Cat Mazza is a mid-career artist whose work focuses on textiles and technology. She often works collaboratively, creating projects with strong social and political messages. With this original PLATFORM commission at deCordova, Mazza expands her practice to create her first outdoor sculpture. With an interest in issues of convalescence and self-care, Mazza was inspired by nineteenth-century New England “cure cottages,” structures intended to rehabilitate urban workers suffering from tuberculosis. Her piece, Taking the Cure, channels the restorative powers of nature in a treatment space for today’s contemporary social ills.
While tuberculosis is an ancient disease, a major resurgence in the United States and Europe in the 1800s correlated to mass urbanization and industrialization. At this time, the only known cures for tuberculosis were fresh air and rest. To quarantine very contagious patients from Boston, the Massachusetts State Sanatoria established locations in the western part of the state, with a central house surrounded by small, makeshift cottages in remote natural settings. These shelters incorporated porches and large windows into their design, allowing patients to interact with the outside environment and promoting the healing powers of nature. Mazza refers to these features in her wooden latticework and the open, permeable walls, which allow the free flow of air and of visitors, who are encouraged to circulate and also to linger, soaking up the health benefits of fresh air and nature. DeCordova’s idyllic grounds provide the perfect setting for Taking the Cure. Surrounded by trees in the Sculpture Park, viewers are able to contemplate recuperation and engage with the history of curing examined by Mazza’s work and research.
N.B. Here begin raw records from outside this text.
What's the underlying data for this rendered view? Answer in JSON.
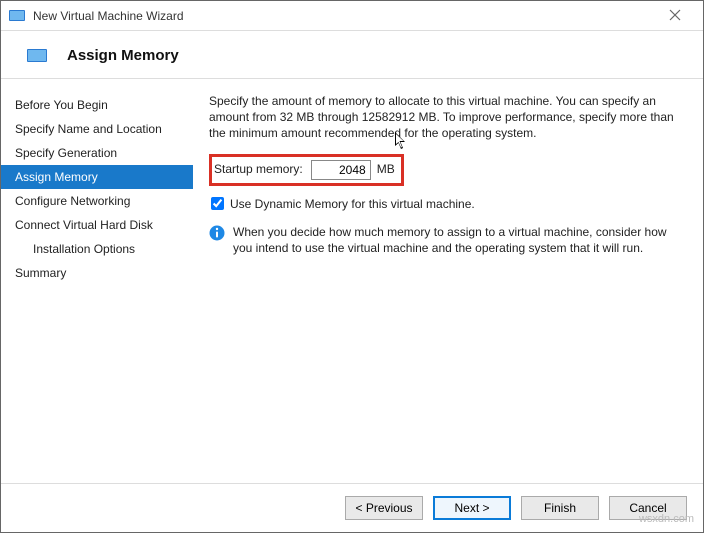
{
  "window": {
    "title": "New Virtual Machine Wizard"
  },
  "header": {
    "title": "Assign Memory"
  },
  "sidebar": {
    "steps": [
      {
        "label": "Before You Begin"
      },
      {
        "label": "Specify Name and Location"
      },
      {
        "label": "Specify Generation"
      },
      {
        "label": "Assign Memory"
      },
      {
        "label": "Configure Networking"
      },
      {
        "label": "Connect Virtual Hard Disk"
      },
      {
        "label": "Installation Options"
      },
      {
        "label": "Summary"
      }
    ],
    "active_index": 3
  },
  "main": {
    "description": "Specify the amount of memory to allocate to this virtual machine. You can specify an amount from 32 MB through 12582912 MB. To improve performance, specify more than the minimum amount recommended for the operating system.",
    "memory_label": "Startup memory:",
    "memory_value": "2048",
    "memory_unit": "MB",
    "dynamic_memory_label": "Use Dynamic Memory for this virtual machine.",
    "dynamic_memory_checked": true,
    "info_text": "When you decide how much memory to assign to a virtual machine, consider how you intend to use the virtual machine and the operating system that it will run."
  },
  "footer": {
    "previous": "< Previous",
    "next": "Next >",
    "finish": "Finish",
    "cancel": "Cancel"
  },
  "watermark": "wsxdn.com"
}
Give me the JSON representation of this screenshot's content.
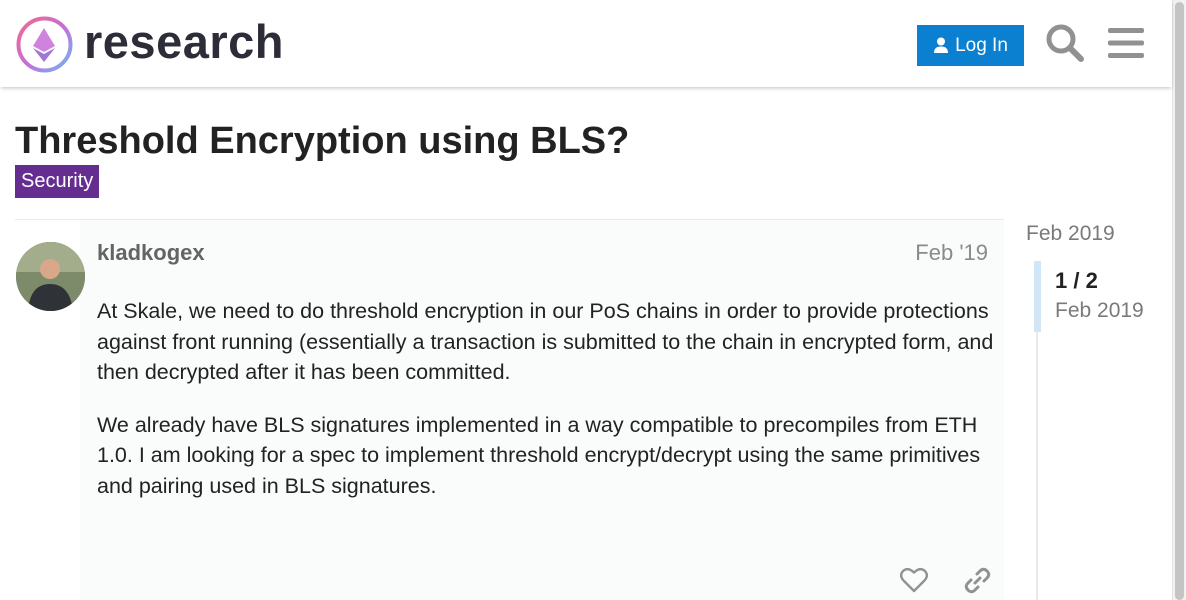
{
  "header": {
    "site_name": "research",
    "login_label": "Log In"
  },
  "topic": {
    "title": "Threshold Encryption using BLS?",
    "category": "Security",
    "category_color": "#652d90"
  },
  "post": {
    "username": "kladkogex",
    "date": "Feb '19",
    "paragraphs": [
      "At Skale, we need to do threshold encryption in our PoS chains in order to provide protections against front running (essentially a transaction is submitted to the chain in encrypted form, and then decrypted after it has been committed.",
      "We already have BLS signatures implemented in a way compatible to precompiles from ETH 1.0. I am looking for a spec to implement threshold encrypt/decrypt using the same primitives and pairing used in BLS signatures."
    ]
  },
  "timeline": {
    "start_date": "Feb 2019",
    "position": "1 / 2",
    "current_date": "Feb 2019"
  },
  "colors": {
    "accent": "#0b7fd0"
  },
  "icons": [
    "ethereum-logo-icon",
    "user-icon",
    "search-icon",
    "hamburger-menu-icon",
    "heart-icon",
    "link-icon"
  ]
}
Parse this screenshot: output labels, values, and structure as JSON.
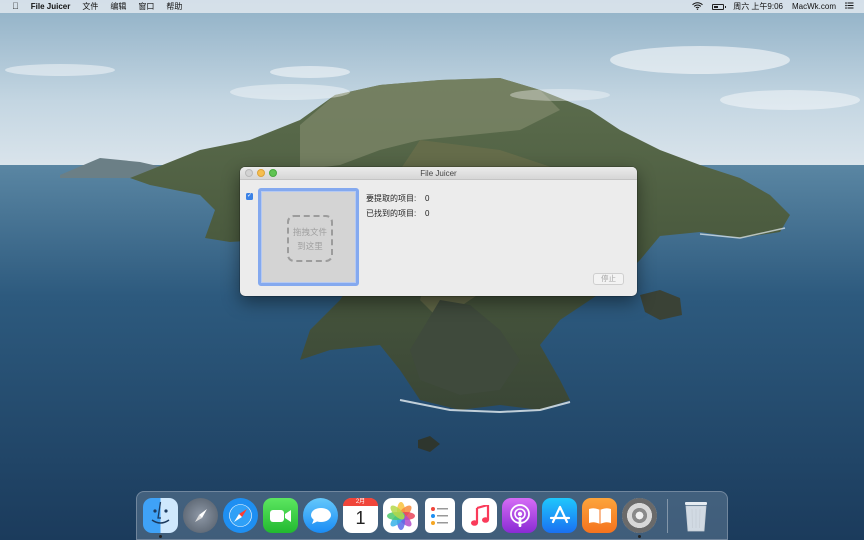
{
  "menubar": {
    "app_name": "File Juicer",
    "menus": [
      "文件",
      "编辑",
      "窗口",
      "帮助"
    ],
    "clock": "周六 上午9:06",
    "site": "MacWk.com"
  },
  "window": {
    "title": "File Juicer",
    "dropzone_line1": "拖拽文件",
    "dropzone_line2": "到这里",
    "stats": [
      {
        "label": "要提取的项目:",
        "value": "0"
      },
      {
        "label": "已找到的项目:",
        "value": "0"
      }
    ],
    "stop_label": "停止",
    "checkbox_checked": true
  },
  "dock": {
    "calendar_month": "2月",
    "calendar_day": "1",
    "icons": [
      "finder-icon",
      "launchpad-icon",
      "safari-icon",
      "facetime-icon",
      "messages-icon",
      "calendar-icon",
      "photos-icon",
      "reminders-icon",
      "music-icon",
      "podcasts-icon",
      "app-store-icon",
      "books-icon",
      "file-juicer-icon",
      "trash-icon"
    ]
  },
  "colors": {
    "accent": "#3b82e6",
    "dropzone_border": "#84a9ef"
  }
}
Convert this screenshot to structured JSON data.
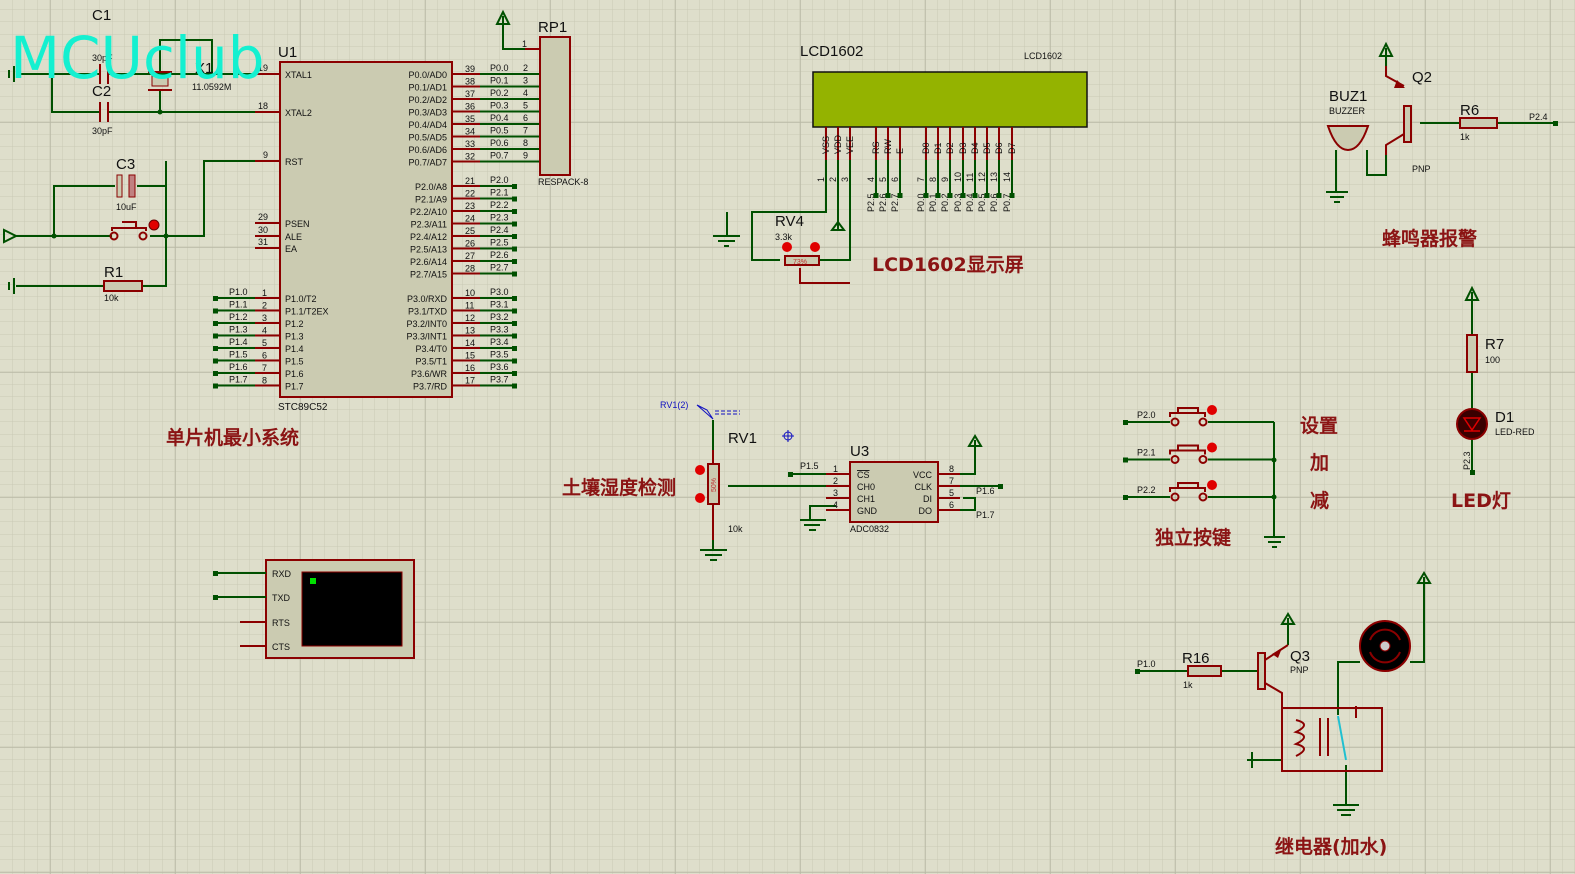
{
  "logo": "MCUclub",
  "colors": {
    "wire": "#005000",
    "pin": "#8b0000",
    "lcd_screen": "#94b300",
    "title": "#8b1414",
    "logo": "#14f0d0",
    "background": "#dedecb"
  },
  "sections": {
    "mcu": "单片机最小系统",
    "lcd": "LCD1602显示屏",
    "soil": "土壤湿度检测",
    "buzzer": "蜂鸣器报警",
    "led": "LED灯",
    "keys": "独立按键",
    "relay": "继电器(加水)",
    "key_set": "设置",
    "key_add": "加",
    "key_sub": "减"
  },
  "u1": {
    "ref": "U1",
    "part": "STC89C52",
    "left_top": [
      {
        "num": "19",
        "name": "XTAL1"
      },
      {
        "num": "18",
        "name": "XTAL2"
      },
      {
        "num": "9",
        "name": "RST"
      },
      {
        "num": "29",
        "name": "PSEN"
      },
      {
        "num": "30",
        "name": "ALE"
      },
      {
        "num": "31",
        "name": "EA"
      }
    ],
    "p1": [
      {
        "num": "1",
        "name": "P1.0/T2",
        "net": "P1.0"
      },
      {
        "num": "2",
        "name": "P1.1/T2EX",
        "net": "P1.1"
      },
      {
        "num": "3",
        "name": "P1.2",
        "net": "P1.2"
      },
      {
        "num": "4",
        "name": "P1.3",
        "net": "P1.3"
      },
      {
        "num": "5",
        "name": "P1.4",
        "net": "P1.4"
      },
      {
        "num": "6",
        "name": "P1.5",
        "net": "P1.5"
      },
      {
        "num": "7",
        "name": "P1.6",
        "net": "P1.6"
      },
      {
        "num": "8",
        "name": "P1.7",
        "net": "P1.7"
      }
    ],
    "p0": [
      {
        "num": "39",
        "name": "P0.0/AD0",
        "net": "P0.0"
      },
      {
        "num": "38",
        "name": "P0.1/AD1",
        "net": "P0.1"
      },
      {
        "num": "37",
        "name": "P0.2/AD2",
        "net": "P0.2"
      },
      {
        "num": "36",
        "name": "P0.3/AD3",
        "net": "P0.3"
      },
      {
        "num": "35",
        "name": "P0.4/AD4",
        "net": "P0.4"
      },
      {
        "num": "34",
        "name": "P0.5/AD5",
        "net": "P0.5"
      },
      {
        "num": "33",
        "name": "P0.6/AD6",
        "net": "P0.6"
      },
      {
        "num": "32",
        "name": "P0.7/AD7",
        "net": "P0.7"
      }
    ],
    "p2": [
      {
        "num": "21",
        "name": "P2.0/A8",
        "net": "P2.0"
      },
      {
        "num": "22",
        "name": "P2.1/A9",
        "net": "P2.1"
      },
      {
        "num": "23",
        "name": "P2.2/A10",
        "net": "P2.2"
      },
      {
        "num": "24",
        "name": "P2.3/A11",
        "net": "P2.3"
      },
      {
        "num": "25",
        "name": "P2.4/A12",
        "net": "P2.4"
      },
      {
        "num": "26",
        "name": "P2.5/A13",
        "net": "P2.5"
      },
      {
        "num": "27",
        "name": "P2.6/A14",
        "net": "P2.6"
      },
      {
        "num": "28",
        "name": "P2.7/A15",
        "net": "P2.7"
      }
    ],
    "p3": [
      {
        "num": "10",
        "name": "P3.0/RXD",
        "net": "P3.0"
      },
      {
        "num": "11",
        "name": "P3.1/TXD",
        "net": "P3.1"
      },
      {
        "num": "12",
        "name": "P3.2/INT0",
        "net": "P3.2"
      },
      {
        "num": "13",
        "name": "P3.3/INT1",
        "net": "P3.3"
      },
      {
        "num": "14",
        "name": "P3.4/T0",
        "net": "P3.4"
      },
      {
        "num": "15",
        "name": "P3.5/T1",
        "net": "P3.5"
      },
      {
        "num": "16",
        "name": "P3.6/WR",
        "net": "P3.6"
      },
      {
        "num": "17",
        "name": "P3.7/RD",
        "net": "P3.7"
      }
    ]
  },
  "rp1": {
    "ref": "RP1",
    "part": "RESPACK-8",
    "pins": [
      "1",
      "2",
      "3",
      "4",
      "5",
      "6",
      "7",
      "8",
      "9"
    ]
  },
  "c1": {
    "ref": "C1",
    "value": "30pF"
  },
  "c2": {
    "ref": "C2",
    "value": "30pF"
  },
  "c3": {
    "ref": "C3",
    "value": "10uF"
  },
  "x1": {
    "ref": "X1",
    "value": "11.0592M"
  },
  "r1": {
    "ref": "R1",
    "value": "10k"
  },
  "lcd": {
    "ref": "LCD1602",
    "part": "LCD1602",
    "pins": [
      {
        "name": "VSS",
        "num": "1",
        "net": ""
      },
      {
        "name": "VDD",
        "num": "2",
        "net": ""
      },
      {
        "name": "VEE",
        "num": "3",
        "net": ""
      },
      {
        "name": "RS",
        "num": "4",
        "net": "P2.5"
      },
      {
        "name": "RW",
        "num": "5",
        "net": "P2.6"
      },
      {
        "name": "E",
        "num": "6",
        "net": "P2.7"
      },
      {
        "name": "D0",
        "num": "7",
        "net": "P0.0"
      },
      {
        "name": "D1",
        "num": "8",
        "net": "P0.1"
      },
      {
        "name": "D2",
        "num": "9",
        "net": "P0.2"
      },
      {
        "name": "D3",
        "num": "10",
        "net": "P0.3"
      },
      {
        "name": "D4",
        "num": "11",
        "net": "P0.4"
      },
      {
        "name": "D5",
        "num": "12",
        "net": "P0.5"
      },
      {
        "name": "D6",
        "num": "13",
        "net": "P0.6"
      },
      {
        "name": "D7",
        "num": "14",
        "net": "P0.7"
      }
    ]
  },
  "rv4": {
    "ref": "RV4",
    "value": "3.3k",
    "position": "73%"
  },
  "rv1": {
    "ref": "RV1",
    "value": "10k",
    "position": "50%",
    "probe": "RV1(2)"
  },
  "u3": {
    "ref": "U3",
    "part": "ADC0832",
    "left": [
      {
        "num": "1",
        "name": "CS",
        "net": "P1.5"
      },
      {
        "num": "2",
        "name": "CH0"
      },
      {
        "num": "3",
        "name": "CH1"
      },
      {
        "num": "4",
        "name": "GND"
      }
    ],
    "right": [
      {
        "num": "8",
        "name": "VCC"
      },
      {
        "num": "7",
        "name": "CLK",
        "net": "P1.6"
      },
      {
        "num": "5",
        "name": "DI"
      },
      {
        "num": "6",
        "name": "DO",
        "net": "P1.7"
      }
    ]
  },
  "terminal": {
    "pins": [
      "RXD",
      "TXD",
      "RTS",
      "CTS"
    ]
  },
  "buz1": {
    "ref": "BUZ1",
    "part": "BUZZER"
  },
  "q2": {
    "ref": "Q2",
    "type": "PNP"
  },
  "r6": {
    "ref": "R6",
    "value": "1k",
    "net": "P2.4"
  },
  "r7": {
    "ref": "R7",
    "value": "100"
  },
  "d1": {
    "ref": "D1",
    "part": "LED-RED",
    "net": "P2.3"
  },
  "keys": [
    {
      "net": "P2.0"
    },
    {
      "net": "P2.1"
    },
    {
      "net": "P2.2"
    }
  ],
  "q3": {
    "ref": "Q3",
    "type": "PNP"
  },
  "r16": {
    "ref": "R16",
    "value": "1k",
    "net": "P1.0"
  }
}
Platform is a series of one-person commissioned projects by early- and mid-career artists from New England, national, and international art communities that engage with deCordova’s unique landscape. The PLATFORM series lets artists expand their practice and visitors experience new approaches to contemporary sculpture.